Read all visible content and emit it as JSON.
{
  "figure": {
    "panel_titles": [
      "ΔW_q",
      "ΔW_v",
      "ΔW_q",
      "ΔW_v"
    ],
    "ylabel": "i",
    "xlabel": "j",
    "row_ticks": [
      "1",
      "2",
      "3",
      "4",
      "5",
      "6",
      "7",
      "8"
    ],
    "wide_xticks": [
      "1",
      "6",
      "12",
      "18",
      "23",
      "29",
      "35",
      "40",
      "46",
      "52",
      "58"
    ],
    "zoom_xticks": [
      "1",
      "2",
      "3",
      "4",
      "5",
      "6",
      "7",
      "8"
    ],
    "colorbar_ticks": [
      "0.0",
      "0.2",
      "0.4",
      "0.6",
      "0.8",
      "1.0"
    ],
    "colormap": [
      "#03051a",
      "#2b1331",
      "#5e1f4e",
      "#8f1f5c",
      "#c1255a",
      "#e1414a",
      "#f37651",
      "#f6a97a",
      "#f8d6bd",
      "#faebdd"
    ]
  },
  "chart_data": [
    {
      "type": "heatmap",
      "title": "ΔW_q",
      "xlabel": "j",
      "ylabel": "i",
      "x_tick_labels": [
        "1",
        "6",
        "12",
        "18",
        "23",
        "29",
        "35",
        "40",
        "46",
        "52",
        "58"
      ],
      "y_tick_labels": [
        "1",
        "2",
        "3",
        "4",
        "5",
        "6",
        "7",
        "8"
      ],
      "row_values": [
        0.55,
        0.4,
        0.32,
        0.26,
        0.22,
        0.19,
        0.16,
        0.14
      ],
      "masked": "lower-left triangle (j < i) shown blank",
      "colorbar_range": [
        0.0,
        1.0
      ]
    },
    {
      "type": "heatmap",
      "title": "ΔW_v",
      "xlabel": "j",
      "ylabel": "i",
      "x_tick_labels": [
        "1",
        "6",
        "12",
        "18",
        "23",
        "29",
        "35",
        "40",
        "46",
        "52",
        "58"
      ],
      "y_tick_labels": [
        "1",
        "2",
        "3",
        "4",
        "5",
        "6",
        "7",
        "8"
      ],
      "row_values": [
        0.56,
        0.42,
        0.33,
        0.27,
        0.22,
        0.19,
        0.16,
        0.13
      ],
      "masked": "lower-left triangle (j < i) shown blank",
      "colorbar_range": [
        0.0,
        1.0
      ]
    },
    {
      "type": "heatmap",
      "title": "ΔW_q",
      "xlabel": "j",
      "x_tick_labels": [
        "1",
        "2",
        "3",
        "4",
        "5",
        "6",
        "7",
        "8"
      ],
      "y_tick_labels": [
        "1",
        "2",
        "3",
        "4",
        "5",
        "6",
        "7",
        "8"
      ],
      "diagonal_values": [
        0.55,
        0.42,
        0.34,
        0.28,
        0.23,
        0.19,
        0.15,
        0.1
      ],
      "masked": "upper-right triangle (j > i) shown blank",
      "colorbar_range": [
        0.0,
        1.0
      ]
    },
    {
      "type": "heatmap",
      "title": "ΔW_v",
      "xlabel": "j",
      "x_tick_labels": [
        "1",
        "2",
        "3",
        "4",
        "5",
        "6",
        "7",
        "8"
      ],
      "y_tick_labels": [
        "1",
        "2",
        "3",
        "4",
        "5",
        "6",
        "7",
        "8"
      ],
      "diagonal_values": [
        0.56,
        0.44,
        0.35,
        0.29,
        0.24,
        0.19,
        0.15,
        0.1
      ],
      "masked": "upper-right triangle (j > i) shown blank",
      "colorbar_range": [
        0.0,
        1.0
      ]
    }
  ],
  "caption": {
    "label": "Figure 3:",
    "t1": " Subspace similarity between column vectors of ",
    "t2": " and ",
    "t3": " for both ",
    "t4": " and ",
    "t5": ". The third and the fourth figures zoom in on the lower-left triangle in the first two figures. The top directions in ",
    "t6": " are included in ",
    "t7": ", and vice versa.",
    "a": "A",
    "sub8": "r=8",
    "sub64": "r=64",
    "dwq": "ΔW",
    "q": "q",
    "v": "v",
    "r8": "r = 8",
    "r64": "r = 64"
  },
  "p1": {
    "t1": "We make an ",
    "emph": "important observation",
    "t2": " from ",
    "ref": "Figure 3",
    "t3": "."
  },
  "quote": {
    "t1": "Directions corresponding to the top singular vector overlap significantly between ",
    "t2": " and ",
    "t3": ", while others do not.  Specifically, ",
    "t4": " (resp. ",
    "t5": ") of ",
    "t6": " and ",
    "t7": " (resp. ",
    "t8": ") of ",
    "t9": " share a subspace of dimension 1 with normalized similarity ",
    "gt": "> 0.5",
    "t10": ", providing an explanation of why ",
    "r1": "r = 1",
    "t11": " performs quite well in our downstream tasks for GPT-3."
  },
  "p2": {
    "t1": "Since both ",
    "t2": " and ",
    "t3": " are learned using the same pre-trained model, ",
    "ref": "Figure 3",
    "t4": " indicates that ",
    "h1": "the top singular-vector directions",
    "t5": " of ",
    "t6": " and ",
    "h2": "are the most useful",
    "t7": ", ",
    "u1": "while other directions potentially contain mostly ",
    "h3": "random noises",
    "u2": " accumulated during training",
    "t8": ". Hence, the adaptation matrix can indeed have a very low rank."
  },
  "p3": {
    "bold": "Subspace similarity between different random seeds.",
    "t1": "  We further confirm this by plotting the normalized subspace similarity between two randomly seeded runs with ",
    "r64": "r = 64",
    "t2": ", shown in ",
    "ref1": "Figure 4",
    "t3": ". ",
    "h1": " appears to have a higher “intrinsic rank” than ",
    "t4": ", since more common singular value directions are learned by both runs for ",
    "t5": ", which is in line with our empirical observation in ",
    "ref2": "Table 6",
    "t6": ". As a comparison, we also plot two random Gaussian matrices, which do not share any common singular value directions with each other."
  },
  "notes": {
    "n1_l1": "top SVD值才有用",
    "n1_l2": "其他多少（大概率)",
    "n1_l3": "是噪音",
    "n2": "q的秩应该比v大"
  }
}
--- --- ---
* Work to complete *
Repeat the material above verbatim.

* Result for this task *
Read all visible content and emit it as JSON.
{
  "figure": {
    "panel_titles": [
      "ΔW_q",
      "ΔW_v",
      "ΔW_q",
      "ΔW_v"
    ],
    "ylabel": "i",
    "xlabel": "j",
    "row_ticks": [
      "1",
      "2",
      "3",
      "4",
      "5",
      "6",
      "7",
      "8"
    ],
    "wide_xticks": [
      "1",
      "6",
      "12",
      "18",
      "23",
      "29",
      "35",
      "40",
      "46",
      "52",
      "58"
    ],
    "zoom_xticks": [
      "1",
      "2",
      "3",
      "4",
      "5",
      "6",
      "7",
      "8"
    ],
    "colorbar_ticks": [
      "0.0",
      "0.2",
      "0.4",
      "0.6",
      "0.8",
      "1.0"
    ],
    "colormap": [
      "#03051a",
      "#2b1331",
      "#5e1f4e",
      "#8f1f5c",
      "#c1255a",
      "#e1414a",
      "#f37651",
      "#f6a97a",
      "#f8d6bd",
      "#faebdd"
    ]
  },
  "chart_data": [
    {
      "type": "heatmap",
      "title": "ΔW_q",
      "xlabel": "j",
      "ylabel": "i",
      "x_tick_labels": [
        "1",
        "6",
        "12",
        "18",
        "23",
        "29",
        "35",
        "40",
        "46",
        "52",
        "58"
      ],
      "y_tick_labels": [
        "1",
        "2",
        "3",
        "4",
        "5",
        "6",
        "7",
        "8"
      ],
      "row_values": [
        0.55,
        0.4,
        0.32,
        0.26,
        0.22,
        0.19,
        0.16,
        0.14
      ],
      "masked": "lower-left triangle (j < i) shown blank",
      "colorbar_range": [
        0.0,
        1.0
      ]
    },
    {
      "type": "heatmap",
      "title": "ΔW_v",
      "xlabel": "j",
      "ylabel": "i",
      "x_tick_labels": [
        "1",
        "6",
        "12",
        "18",
        "23",
        "29",
        "35",
        "40",
        "46",
        "52",
        "58"
      ],
      "y_tick_labels": [
        "1",
        "2",
        "3",
        "4",
        "5",
        "6",
        "7",
        "8"
      ],
      "row_values": [
        0.56,
        0.42,
        0.33,
        0.27,
        0.22,
        0.19,
        0.16,
        0.13
      ],
      "masked": "lower-left triangle (j < i) shown blank",
      "colorbar_range": [
        0.0,
        1.0
      ]
    },
    {
      "type": "heatmap",
      "title": "ΔW_q",
      "xlabel": "j",
      "x_tick_labels": [
        "1",
        "2",
        "3",
        "4",
        "5",
        "6",
        "7",
        "8"
      ],
      "y_tick_labels": [
        "1",
        "2",
        "3",
        "4",
        "5",
        "6",
        "7",
        "8"
      ],
      "diagonal_values": [
        0.55,
        0.42,
        0.34,
        0.28,
        0.23,
        0.19,
        0.15,
        0.1
      ],
      "masked": "upper-right triangle (j > i) shown blank",
      "colorbar_range": [
        0.0,
        1.0
      ]
    },
    {
      "type": "heatmap",
      "title": "ΔW_v",
      "xlabel": "j",
      "x_tick_labels": [
        "1",
        "2",
        "3",
        "4",
        "5",
        "6",
        "7",
        "8"
      ],
      "y_tick_labels": [
        "1",
        "2",
        "3",
        "4",
        "5",
        "6",
        "7",
        "8"
      ],
      "diagonal_values": [
        0.56,
        0.44,
        0.35,
        0.29,
        0.24,
        0.19,
        0.15,
        0.1
      ],
      "masked": "upper-right triangle (j > i) shown blank",
      "colorbar_range": [
        0.0,
        1.0
      ]
    }
  ],
  "caption": {
    "label": "Figure 3:",
    "t1": " Subspace similarity between column vectors of ",
    "t2": " and ",
    "t3": " for both ",
    "t4": " and ",
    "t5": ". The third and the fourth figures zoom in on the lower-left triangle in the first two figures. The top directions in ",
    "t6": " are included in ",
    "t7": ", and vice versa.",
    "a": "A",
    "sub8": "r=8",
    "sub64": "r=64",
    "dwq": "ΔW",
    "q": "q",
    "v": "v",
    "r8": "r = 8",
    "r64": "r = 64"
  },
  "p1": {
    "t1": "We make an ",
    "emph": "important observation",
    "t2": " from ",
    "ref": "Figure 3",
    "t3": "."
  },
  "quote": {
    "t1": "Directions corresponding to the top singular vector overlap significantly between ",
    "t2": " and ",
    "t3": ", while others do not.  Specifically, ",
    "t4": " (resp. ",
    "t5": ") of ",
    "t6": " and ",
    "t7": " (resp. ",
    "t8": ") of ",
    "t9": " share a subspace of dimension 1 with normalized similarity ",
    "gt": "> 0.5",
    "t10": ", providing an explanation of why ",
    "r1": "r = 1",
    "t11": " performs quite well in our downstream tasks for GPT-3."
  },
  "p2": {
    "t1": "Since both ",
    "t2": " and ",
    "t3": " are learned using the same pre-trained model, ",
    "ref": "Figure 3",
    "t4": " indicates that ",
    "h1": "the top singular-vector directions",
    "t5": " of ",
    "t6": " and ",
    "h2": "are the most useful",
    "t7": ", ",
    "u1": "while other directions potentially contain mostly ",
    "h3": "random noises",
    "u2": " accumulated during training",
    "t8": ". Hence, the adaptation matrix can indeed have a very low rank."
  },
  "p3": {
    "bold": "Subspace similarity between different random seeds.",
    "t1": "  We further confirm this by plotting the normalized subspace similarity between two randomly seeded runs with ",
    "r64": "r = 64",
    "t2": ", shown in ",
    "ref1": "Figure 4",
    "t3": ". ",
    "h1": " appears to have a higher “intrinsic rank” than ",
    "t4": ", since more common singular value directions are learned by both runs for ",
    "t5": ", which is in line with our empirical observation in ",
    "ref2": "Table 6",
    "t6": ". As a comparison, we also plot two random Gaussian matrices, which do not share any common singular value directions with each other."
  },
  "notes": {
    "n1_l1": "top SVD值才有用",
    "n1_l2": "其他多少（大概率)",
    "n1_l3": "是噪音",
    "n2": "q的秩应该比v大"
  }
}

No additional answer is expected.